In their own words: Editorial and expert opinion against shutting down parliament

Posted on January 5, 2010

(Quotes are included in their original language)

“The Prime Minister is turning prorogation, a sometimes sensible parliamentary procedure, into an underhanded manoeuvre to avoid being accountable to Parliament. In the interests of political expediency, the government will diminish the democratic rights of Canadians.” (Globe & Mail Editorial, December 31, 2009)

« Pour la deuxième année d’affilée, Stephen Harper met la clé dans la porte du Parlement pour éviter d’avoir à se soumettre aux contraintes inhérentes à la démocratie. Des choses aussi désagréables que de rendre des comptes, faire preuve de transparence, respecter la volonté de la majorité des élus. Pour le chef conservateur, les règles ne valent que si elles lui servent à affirmer son autorité ou à se soustraire aux dispositions qui l’agacent. » (Manon Cornellier, Le Devoir, 4 janvier 2010)

“Sadly, there is no public interest served by Harper’s decision. Suspending Parliament might enable the Conservatives to delay questions about the prisoners and to name some Conservative supporters to the Senate, but it does nothing for Canada or parliamentary democracy… What a pity the government has put itself in a position in which it feels its best course is to run and hide.” (Waterloo Region Record Editorial, January 2, 2010)

“There is no valid reason for suspending the work of Parliament until March… The only reasonable conclusion is that the government wants to allow enough time for the detainee issue to go away. They are gambling that Canadians have short memories and are easily distracted.” (Ottawa Citizen Editorial, December 31, 2009)

« Habituellement, on proroge le Parlement lorsque le menu législatif est épuisé. Ici, ça semble difficilement être le cas. Ça semble beaucoup plus une utilisation de la procédure à des fins tactiques. Il semble que l’objectif est de gagner deux mois. » (Hugo Cyr, professeur à la faculté de sciences politiques et de droit de l’UQAM, Le Devoir, 31 décembre 2009)

“There is no doubt the Stephen Harper government’s strategic move to prorogue Parliament until after the Olympics is nothing short of self-serving. It is not about what is good for Canada, for democracy, or even for the Olympics. It is only about what Harper has decided is good for his federal Tories.” (Hamilton Spectator Editorial, January 5, 2010)

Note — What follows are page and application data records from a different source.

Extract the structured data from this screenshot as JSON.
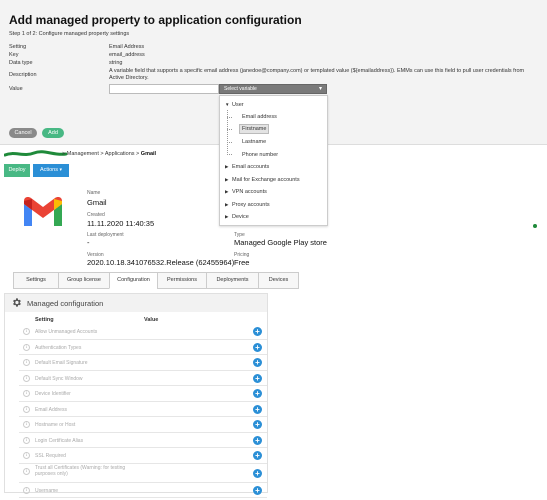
{
  "dialog": {
    "title": "Add managed property to application configuration",
    "step": "Step 1 of 2: Configure managed property settings",
    "setting_label": "Setting",
    "setting_value": "Email Address",
    "key_label": "Key",
    "key_value": "email_address",
    "datatype_label": "Data type",
    "datatype_value": "string",
    "description_label": "Description",
    "description_value": "A variable field that supports a specific email address (janedoe@company.com) or templated value (${emailaddress}). EMMs can use this field to pull user credentials from Active Directory.",
    "value_label": "Value",
    "value_input": "",
    "select_placeholder": "Select variable",
    "cancel_label": "Cancel",
    "add_label": "Add"
  },
  "dropdown": {
    "user_label": "User",
    "user_children": [
      "Email address",
      "Firstname",
      "Lastname",
      "Phone number"
    ],
    "highlighted": "Firstname",
    "groups": [
      "Email accounts",
      "Mail for Exchange accounts",
      "VPN accounts",
      "Proxy accounts",
      "Device"
    ]
  },
  "breadcrumb": {
    "management": "Management",
    "applications": "Applications",
    "current": "Gmail",
    "separator": ">"
  },
  "toolbar": {
    "deploy_label": "Deploy",
    "actions_label": "Actions"
  },
  "app": {
    "name_label": "Name",
    "name_value": "Gmail",
    "created_label": "Created",
    "created_value": "11.11.2020 11:40:35",
    "last_deployment_label": "Last deployment",
    "last_deployment_value": "-",
    "version_label": "Version",
    "version_value": "2020.10.18.341076532.Release (62455964)",
    "type_label": "Type",
    "type_value": "Managed Google Play store",
    "pricing_label": "Pricing",
    "pricing_value": "Free"
  },
  "tabs": [
    "Settings",
    "Group license",
    "Configuration",
    "Permissions",
    "Deployments",
    "Devices"
  ],
  "active_tab": "Configuration",
  "managed_config": {
    "title": "Managed configuration",
    "col_setting": "Setting",
    "col_value": "Value",
    "rows": [
      "Allow Unmanaged Accounts",
      "Authentication Types",
      "Default Email Signature",
      "Default Sync Window",
      "Device Identifier",
      "Email Address",
      "Hostname or Host",
      "Login Certificate Alias",
      "SSL Required",
      "Trust all Certificates (Warning: for testing purposes only)",
      "Username"
    ]
  },
  "colors": {
    "accent_green": "#48b884",
    "accent_blue": "#2b8fd6"
  }
}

“The simple message is that political gamesmanship is more important to the Harper government than the party’s own legislative agenda – more important than any of the laws it wants to implement, and more important than the legitimate political process.”
(St. John’s Telegram Editorial, January 5, 2010)

“The Conservative government does not come out of this smelling very good. If it has nothing to hide, it is giving a pretty good impression that it does.” (Winnipeg Free Press Editorial, January 2, 2010)

“It raises the question: Why do we have a Parliament?… For those Canadians who care about parliamentary democracy and about the vitality of our democracy, and who believe in the openness and transparency of government, they should be concerned about this.” (David Mitchell, Public Policy Forum President, Vernon Daily Courier, January 4, 2010)

«Ils contrôlent le calendrier. Lorsque les choses vont mal, ils prorogent. »
(Nelson Wiseman, Le politologue de l’Université de Toronto, Le Droit, 4 janvier 2010)

“What’s going on here is, it’s a way of avoiding Parliament – the only institution elected by all Canadians.” (Nelson Wiseman, University of Toronto Political Scientist, Moncton Times & Transcript, December 31, 2009)

“It’s political games, and personally and professionally I don’t like to see that… It adds to the public’s feeling of political chicanery and manipulation of the system… It looks like the top politician in the land is simply playing games.” (Pat Kyba, a retired University of Guelph political science professor, Guelph Mercury, January 4, 2010)

“We have a minority, authoritarian type of government, and I can’t think that Canadians are going to be very happy with that.” (Peter Russell, University of Toronto, CBC’s The National, December 31, 2009)